TL;DR: We should look into passing pointer-shaped receivers using the context register.
Today, receiver parameters are effectively simply prepended to the parameter list. This was convenient when Go only had method expressions (i.e., expressions like T.M, where T is a type), because the same function code could be used for both method calls and method expressions.
However, Go later added method values (i.e., expressions like x.M, where x is a value), which require generating wrapper functions and also requires rather complex trampoline code within package reflect. This complexity is needed to adapt between the function closure calling convention (which passes the closure pointer using a dedicated context register) and the method calling convention (which passes receivers using a regular parameter).
If we change the internal calling convention so that receiver arguments are passed using the context register too, then we'd be able to avoid generating method value wrappers. We'd instead need just a single simple, universal wrapper, which could be used by both the compiler and package reflect. (For methods with non-pointer-shaped receivers, we would wrap the interface-calling-convention wrapper for the method, which always uses a pointer-shaped receiver parameter.)

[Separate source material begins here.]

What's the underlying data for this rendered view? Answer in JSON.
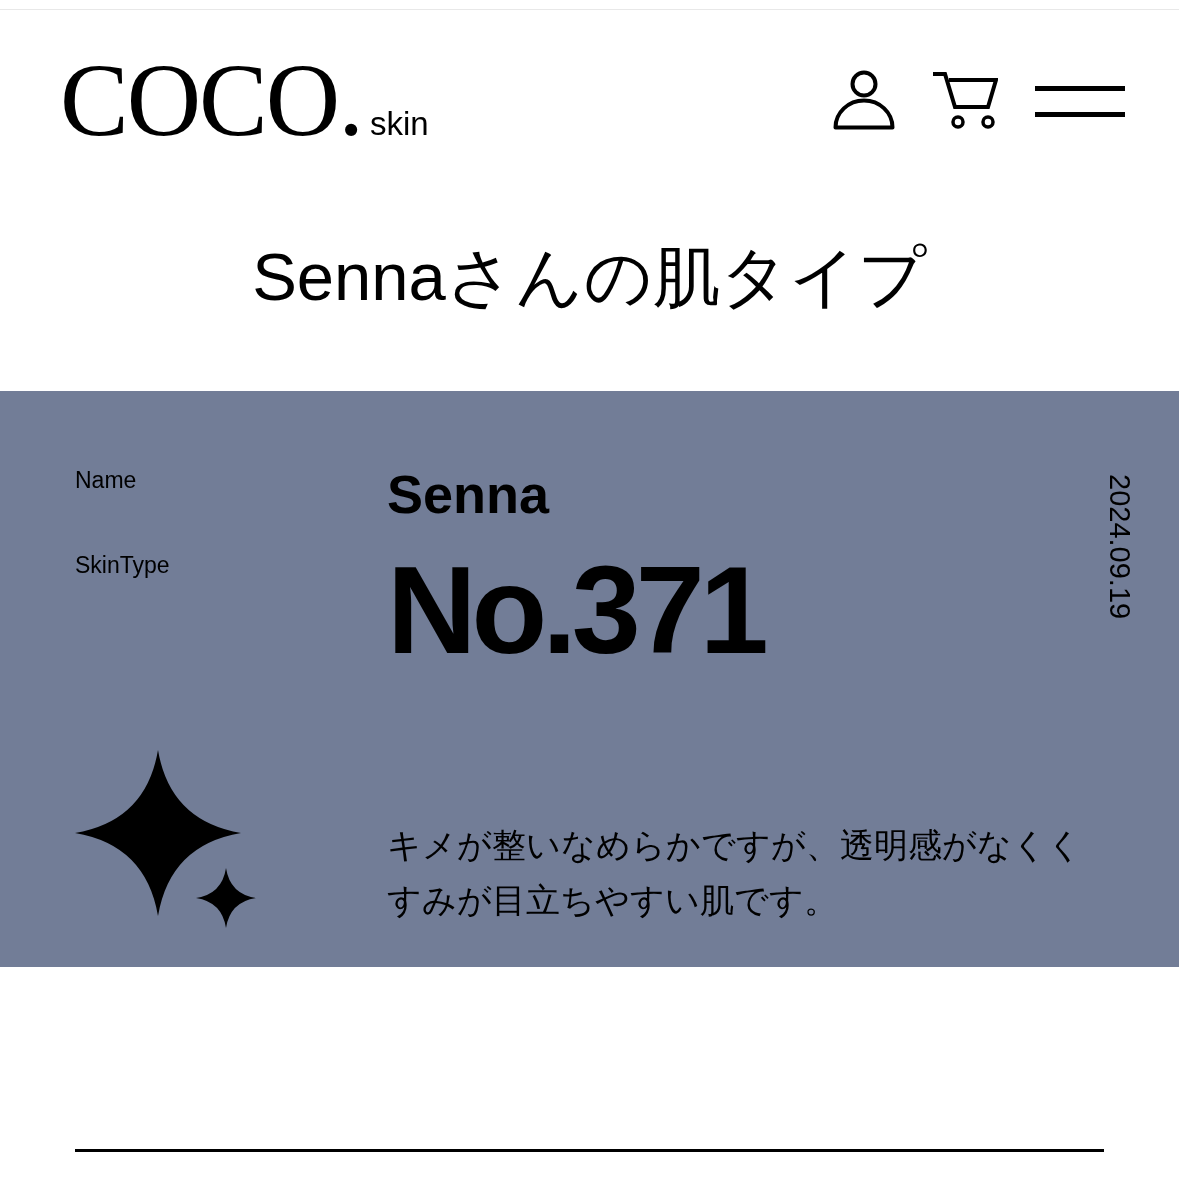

Another benefit (pointed out by @dr2chase) is this would free up an extra register for passing arguments to pointer-receiver methods.

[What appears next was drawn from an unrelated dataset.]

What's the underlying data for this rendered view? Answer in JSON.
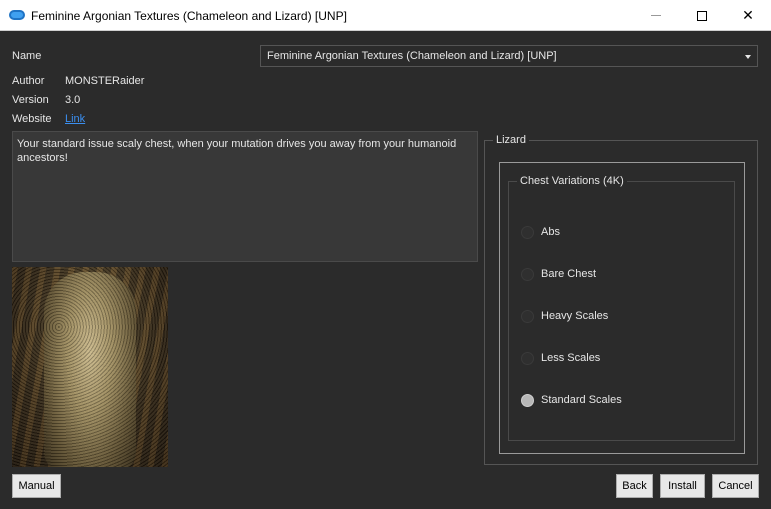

The only downside I see at the moment is that method expressions for pointer-shaped receiver types (e.g., (*T).M) would now need compiler-generated wrappers instead. However, the mitigating factors here are: (1) method expressions can only appear in source so we can always statically generate them (unlike for method values); (2) method expressions seem much less commonly used than method values (caveat: based on my anecdotal experience); and (3) it would be easy to reuse wrappers for methods with the same GC shape.
Since we're in the 1.18 freeze and there hasn't been any movement here, I'm going to place this in the backlog. IIUC this is still something we'd like to do, but unless anyone explicitly plans on working on it for next release, I'm reluctant to put it in the 1.19 milestone.